Unionist commentator Alex Kane writes that when the GFA was signed, “there was a general optimism that time would result in the building of trust followed by broader co-operation”. An integrationist arrangement built around ideas of common citizenship could have led to greater co-operation but consociationalism has led instead to widening sectarian difference and political instability while doing nothing to redress inequality, poverty and economic uncertainty. The various existential crises that have beset the Stormont government since 1998 have highlighted the instability of the current system of government. As I write in November 2017, there is a strong possibility that the British Government will be forced to implement direct rule (as it did between 2002 and 2007) in the absence of any agreement over the implementation of an Irish Language Act.
In the midst of the current crisis political commentators cannot resist looking into their various crystal balls. For Alex Kane, “it is difficult to avoid the conclusion that this peace or political process is drawing to a close” and “the present institutions cannot survive”. Writing in the Belfast Telegraph, former IRA member and current critic of Sinn Féin, Anthony MacIntyre, argues that if Sinn Féin is to succeed, “in its pretence that a united Ireland of sorts [with Sinn Féin in government North and South] … can be put in place, it requires the apparatus in the north to be firing on all cylinders.” Irish News columnist Patrick Murphy argues that a replacement assembly is needed. He argues that rather than calling for an end to ‘institutionalised sectarianism”, Sinn Féin has used the current crisis to call for a fairer deal for Sinn Féin: “Thus it [SF] missed the opportunity to recognise -as republicans might be expected to- that Stormont has also failed to deliver for unionists, particularly the working class. But there was no [Sinn Féin] demand for equality for the poor, the marginalised, the under-educated and those on hospital waiting lists.”
Quoting pertinent parts of the Good Friday Agreement, the now-shelved ‘Shared Futures’ document made some comments on inter-culturalism, which are relevant. According to the author, ‘if we follow these principles we cannot go far wrong’:
“First, everyone in Northern Ireland deserves to be treated as an individual, equal with every other (‘vindication of the human rights of all’) – not a mere cypher for a ‘community’. Second, each of us must mutually recognise our common humanity (‘achievement of reconciliation, tolerance, and mutual trust’) – rather than engaging in a perpetual and sterile battle for ethnic power. And third, the state must be neutral between competing cultural claims (‘promotion of a culture of tolerance at every level’ and encouragement of ‘integrated education – in its widest sense – and mixed housing’).”
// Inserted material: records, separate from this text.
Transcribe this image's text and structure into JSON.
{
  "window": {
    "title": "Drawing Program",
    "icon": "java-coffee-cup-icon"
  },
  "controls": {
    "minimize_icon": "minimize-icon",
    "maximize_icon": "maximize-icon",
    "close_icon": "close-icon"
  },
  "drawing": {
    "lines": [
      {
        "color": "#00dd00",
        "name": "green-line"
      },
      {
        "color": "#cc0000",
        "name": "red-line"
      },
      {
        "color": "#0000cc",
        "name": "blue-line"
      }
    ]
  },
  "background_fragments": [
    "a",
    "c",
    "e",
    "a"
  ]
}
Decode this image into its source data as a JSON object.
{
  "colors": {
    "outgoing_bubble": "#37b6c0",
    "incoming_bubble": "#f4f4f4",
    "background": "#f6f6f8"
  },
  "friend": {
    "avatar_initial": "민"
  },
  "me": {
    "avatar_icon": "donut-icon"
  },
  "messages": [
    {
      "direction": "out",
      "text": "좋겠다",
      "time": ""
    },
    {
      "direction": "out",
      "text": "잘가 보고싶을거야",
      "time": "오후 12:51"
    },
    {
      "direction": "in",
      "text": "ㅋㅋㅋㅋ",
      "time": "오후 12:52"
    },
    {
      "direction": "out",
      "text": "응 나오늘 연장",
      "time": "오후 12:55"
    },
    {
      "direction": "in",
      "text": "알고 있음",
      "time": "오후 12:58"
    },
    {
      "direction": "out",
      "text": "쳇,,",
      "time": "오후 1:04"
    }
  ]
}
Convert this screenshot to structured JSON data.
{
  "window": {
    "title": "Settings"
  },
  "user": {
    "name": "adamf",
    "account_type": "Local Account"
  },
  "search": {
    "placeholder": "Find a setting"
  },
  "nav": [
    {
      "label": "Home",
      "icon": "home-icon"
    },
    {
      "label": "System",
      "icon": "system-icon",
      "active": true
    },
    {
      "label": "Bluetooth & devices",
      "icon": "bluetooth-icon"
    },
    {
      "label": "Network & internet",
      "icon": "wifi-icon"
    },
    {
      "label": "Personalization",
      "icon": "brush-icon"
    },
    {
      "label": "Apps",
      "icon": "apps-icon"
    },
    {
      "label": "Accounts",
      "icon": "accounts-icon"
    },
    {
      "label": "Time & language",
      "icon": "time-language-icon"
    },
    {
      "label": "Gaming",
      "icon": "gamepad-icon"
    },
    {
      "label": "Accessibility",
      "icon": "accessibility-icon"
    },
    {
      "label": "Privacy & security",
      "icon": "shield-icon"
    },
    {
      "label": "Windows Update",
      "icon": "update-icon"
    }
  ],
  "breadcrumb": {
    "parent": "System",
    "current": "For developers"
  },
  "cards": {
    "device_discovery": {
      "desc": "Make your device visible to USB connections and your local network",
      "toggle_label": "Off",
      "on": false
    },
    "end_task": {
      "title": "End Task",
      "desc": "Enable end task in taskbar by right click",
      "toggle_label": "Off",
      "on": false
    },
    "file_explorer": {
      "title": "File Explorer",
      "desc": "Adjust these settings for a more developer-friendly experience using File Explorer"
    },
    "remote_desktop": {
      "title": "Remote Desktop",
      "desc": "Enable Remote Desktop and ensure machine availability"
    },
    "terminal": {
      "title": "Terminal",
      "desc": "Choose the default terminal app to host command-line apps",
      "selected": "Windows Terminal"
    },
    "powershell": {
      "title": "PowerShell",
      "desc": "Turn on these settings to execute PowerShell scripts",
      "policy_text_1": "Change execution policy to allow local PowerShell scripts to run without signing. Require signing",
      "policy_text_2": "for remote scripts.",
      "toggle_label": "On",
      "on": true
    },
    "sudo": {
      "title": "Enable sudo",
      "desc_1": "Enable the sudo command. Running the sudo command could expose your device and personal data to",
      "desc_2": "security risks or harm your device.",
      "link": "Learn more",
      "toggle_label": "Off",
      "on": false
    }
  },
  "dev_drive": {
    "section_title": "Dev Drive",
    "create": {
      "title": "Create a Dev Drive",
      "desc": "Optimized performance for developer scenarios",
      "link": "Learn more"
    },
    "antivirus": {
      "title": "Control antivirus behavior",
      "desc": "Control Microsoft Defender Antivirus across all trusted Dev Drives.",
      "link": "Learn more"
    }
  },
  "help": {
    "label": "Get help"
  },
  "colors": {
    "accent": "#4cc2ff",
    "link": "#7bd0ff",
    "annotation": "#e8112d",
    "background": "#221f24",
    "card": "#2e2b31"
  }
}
If and when the Stormont Assembly is resurrected, unless it moves away from the separate but equal ideology of consociationalism it will continue to be riven by crises and will continue to do a profound disservice to the working class majority in Northern Ireland.